“I would point out to you, sir, that we didn’t put that in. We absolutely did not,” said commissioner Doug Sederholm.

“But when you say community character, I’m a little concerned of that. It could be construed in many different ways,” Mr. Chapman responded.

Several argued that community character is subjective.

“How would you judge character?” Mr. Chapman asked. “How would you do it? It’s like creating a rule or a law that you can’t control. You can’t enforce.”

Peter Rosbeck of Rosbeck Builders said it sounded to him to like character was the same as house size. “It is really leading down to the same path that we were concerned about before,” he said.

The discussion was at times contentious.

Mr. Donaroma, a former member of the MVC, said the idea of regulating character “scare[d] him severely,” and that it was clear that people did not want community character included on the checklist, though he questioned whether the commission would take it out.

“Everything you talk about, you guys end up doing,” he said.

“That’s really an unfair comment, Mike,” Mr. Sederholm said.

Some questioned whether houses that are smaller than other homes in the neighborhood should be subject to review. Other discussion centered on whether the commission checklist is too restrictive, and whether the tourism industry or the building industry drives the Island economy.

“I think there’s opportunity to relax the DRI checklist,” Oak Bluffs resident and business owner Michael Wallace said. “It’s my feeling that it’s very restrictive.”

He said the commission should have the burden of explaining why each item on the checklist was included.
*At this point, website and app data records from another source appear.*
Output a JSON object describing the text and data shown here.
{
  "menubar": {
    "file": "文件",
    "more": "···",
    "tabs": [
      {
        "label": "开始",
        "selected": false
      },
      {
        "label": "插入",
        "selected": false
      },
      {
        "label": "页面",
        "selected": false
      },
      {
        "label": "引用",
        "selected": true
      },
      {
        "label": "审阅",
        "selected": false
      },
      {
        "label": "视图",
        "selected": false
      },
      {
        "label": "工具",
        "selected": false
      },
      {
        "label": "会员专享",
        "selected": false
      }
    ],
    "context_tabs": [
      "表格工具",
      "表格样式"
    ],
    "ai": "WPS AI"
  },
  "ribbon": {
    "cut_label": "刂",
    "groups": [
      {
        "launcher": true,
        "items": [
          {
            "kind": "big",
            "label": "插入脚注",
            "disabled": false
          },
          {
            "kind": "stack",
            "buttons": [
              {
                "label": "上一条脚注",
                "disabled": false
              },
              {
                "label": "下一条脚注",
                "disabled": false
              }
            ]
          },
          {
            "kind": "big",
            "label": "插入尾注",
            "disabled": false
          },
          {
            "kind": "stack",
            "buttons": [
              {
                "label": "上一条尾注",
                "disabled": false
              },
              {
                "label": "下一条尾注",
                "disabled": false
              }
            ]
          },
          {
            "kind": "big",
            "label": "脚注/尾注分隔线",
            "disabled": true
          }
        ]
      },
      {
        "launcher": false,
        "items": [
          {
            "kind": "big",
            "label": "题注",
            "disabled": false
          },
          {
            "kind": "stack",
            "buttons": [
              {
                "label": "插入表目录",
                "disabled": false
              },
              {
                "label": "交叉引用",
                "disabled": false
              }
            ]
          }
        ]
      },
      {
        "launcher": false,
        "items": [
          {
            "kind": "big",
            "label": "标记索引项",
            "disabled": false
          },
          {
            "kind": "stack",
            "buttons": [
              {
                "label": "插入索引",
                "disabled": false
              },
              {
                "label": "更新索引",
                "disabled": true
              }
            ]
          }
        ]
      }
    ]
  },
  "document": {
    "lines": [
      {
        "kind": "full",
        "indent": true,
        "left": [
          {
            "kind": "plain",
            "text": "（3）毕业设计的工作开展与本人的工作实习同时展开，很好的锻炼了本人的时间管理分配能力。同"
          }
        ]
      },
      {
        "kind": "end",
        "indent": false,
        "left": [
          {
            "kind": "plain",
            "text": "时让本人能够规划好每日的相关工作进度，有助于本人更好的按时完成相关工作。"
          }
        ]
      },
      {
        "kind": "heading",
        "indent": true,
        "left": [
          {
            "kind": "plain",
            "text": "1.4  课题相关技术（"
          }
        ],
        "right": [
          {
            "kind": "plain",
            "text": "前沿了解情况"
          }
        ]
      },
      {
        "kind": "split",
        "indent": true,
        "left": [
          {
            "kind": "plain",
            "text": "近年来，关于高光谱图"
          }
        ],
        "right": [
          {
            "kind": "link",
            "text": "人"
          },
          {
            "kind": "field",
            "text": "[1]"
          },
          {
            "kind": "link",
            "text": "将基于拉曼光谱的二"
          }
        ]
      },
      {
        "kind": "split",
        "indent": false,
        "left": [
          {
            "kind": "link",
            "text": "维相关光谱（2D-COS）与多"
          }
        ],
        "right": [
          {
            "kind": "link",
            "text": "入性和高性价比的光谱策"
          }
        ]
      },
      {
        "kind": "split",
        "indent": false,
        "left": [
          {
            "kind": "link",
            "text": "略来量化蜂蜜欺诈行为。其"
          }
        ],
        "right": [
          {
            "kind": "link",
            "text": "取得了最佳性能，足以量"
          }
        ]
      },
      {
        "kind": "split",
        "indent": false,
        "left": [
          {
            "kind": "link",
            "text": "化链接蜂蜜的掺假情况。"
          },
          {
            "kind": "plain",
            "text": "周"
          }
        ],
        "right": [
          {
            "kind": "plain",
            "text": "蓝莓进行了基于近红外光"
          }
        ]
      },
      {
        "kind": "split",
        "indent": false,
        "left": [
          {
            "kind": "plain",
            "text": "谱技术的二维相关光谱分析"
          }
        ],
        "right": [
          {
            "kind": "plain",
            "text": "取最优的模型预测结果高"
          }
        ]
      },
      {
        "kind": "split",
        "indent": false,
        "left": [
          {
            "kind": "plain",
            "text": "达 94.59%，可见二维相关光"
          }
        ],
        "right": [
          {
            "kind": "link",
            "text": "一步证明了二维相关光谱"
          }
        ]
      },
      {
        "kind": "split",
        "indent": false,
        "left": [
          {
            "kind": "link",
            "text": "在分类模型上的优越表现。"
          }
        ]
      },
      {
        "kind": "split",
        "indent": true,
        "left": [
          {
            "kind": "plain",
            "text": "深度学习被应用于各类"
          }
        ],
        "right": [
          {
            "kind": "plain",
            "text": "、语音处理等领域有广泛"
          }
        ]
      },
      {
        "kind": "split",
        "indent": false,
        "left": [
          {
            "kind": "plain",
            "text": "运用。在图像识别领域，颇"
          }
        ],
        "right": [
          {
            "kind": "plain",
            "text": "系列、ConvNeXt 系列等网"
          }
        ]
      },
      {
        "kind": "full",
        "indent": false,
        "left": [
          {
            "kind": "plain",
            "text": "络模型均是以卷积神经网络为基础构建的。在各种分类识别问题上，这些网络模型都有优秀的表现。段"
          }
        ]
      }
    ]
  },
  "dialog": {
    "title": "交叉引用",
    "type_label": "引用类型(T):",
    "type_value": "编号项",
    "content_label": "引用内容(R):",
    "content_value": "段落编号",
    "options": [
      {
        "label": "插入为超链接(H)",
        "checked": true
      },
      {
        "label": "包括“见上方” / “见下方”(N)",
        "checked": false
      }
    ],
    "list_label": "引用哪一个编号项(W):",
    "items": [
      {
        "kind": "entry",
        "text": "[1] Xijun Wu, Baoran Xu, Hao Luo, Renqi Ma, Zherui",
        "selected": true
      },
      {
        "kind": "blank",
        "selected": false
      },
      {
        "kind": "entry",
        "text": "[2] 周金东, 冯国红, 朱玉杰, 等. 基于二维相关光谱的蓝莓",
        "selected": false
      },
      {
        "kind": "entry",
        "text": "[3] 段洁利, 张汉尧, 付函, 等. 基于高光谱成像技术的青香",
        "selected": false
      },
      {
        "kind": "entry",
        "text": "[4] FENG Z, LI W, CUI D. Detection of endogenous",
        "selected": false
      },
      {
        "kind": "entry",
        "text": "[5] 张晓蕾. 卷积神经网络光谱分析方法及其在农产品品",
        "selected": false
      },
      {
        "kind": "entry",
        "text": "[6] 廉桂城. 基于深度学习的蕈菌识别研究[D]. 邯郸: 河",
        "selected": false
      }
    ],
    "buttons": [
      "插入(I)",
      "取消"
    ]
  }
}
“Here’s what bothers people,” commissioner Leonard Jason Jr. said. “We started out with what, a four-page DRI checklist. And all we hear is we’re trying to loosen things up, and the exact opposite is occurring . . . [builders] see everything that has to come here as an impediment to them earning a living.”

Commissioner Linda Sibley said the community character item was perhaps badly worded, but could be called “neighborhood characteristics,” and was in response to a dispute over a planned housing development off Mullen Way in Edgartown.

She said issues like house size, single versus multi-family homes and housing style dictate community character, and is important to the economy. “Our core economy is tourism and the building trades are as vibrant as they are because of tourism, because people fall in love with this place and want to come here. If they decide that this is an ugly place and they don’t want to come here, there will be no building trades.”

She also noted that the commission rarely says no to projects.

And commissioner Brian Smith said the commission started hearings about the checklist about a year ago. “A lot of time and effort has gone into this,” he said.

“Hundreds of boards across the country have successfully come up with criteria for ensuring community character is protected,” commission executive director Mark London said.

The discussion comes as the Chilmark planning board wrestles with whether to require extra review for houses larger than 3,500 square feet.

“I think it’s very clear that members of the building trades are very concerned about [the community character item],” Mr. Sederholm said. “I think we’ve gotten that message very clearly and we will consider that when we deliberate on this.”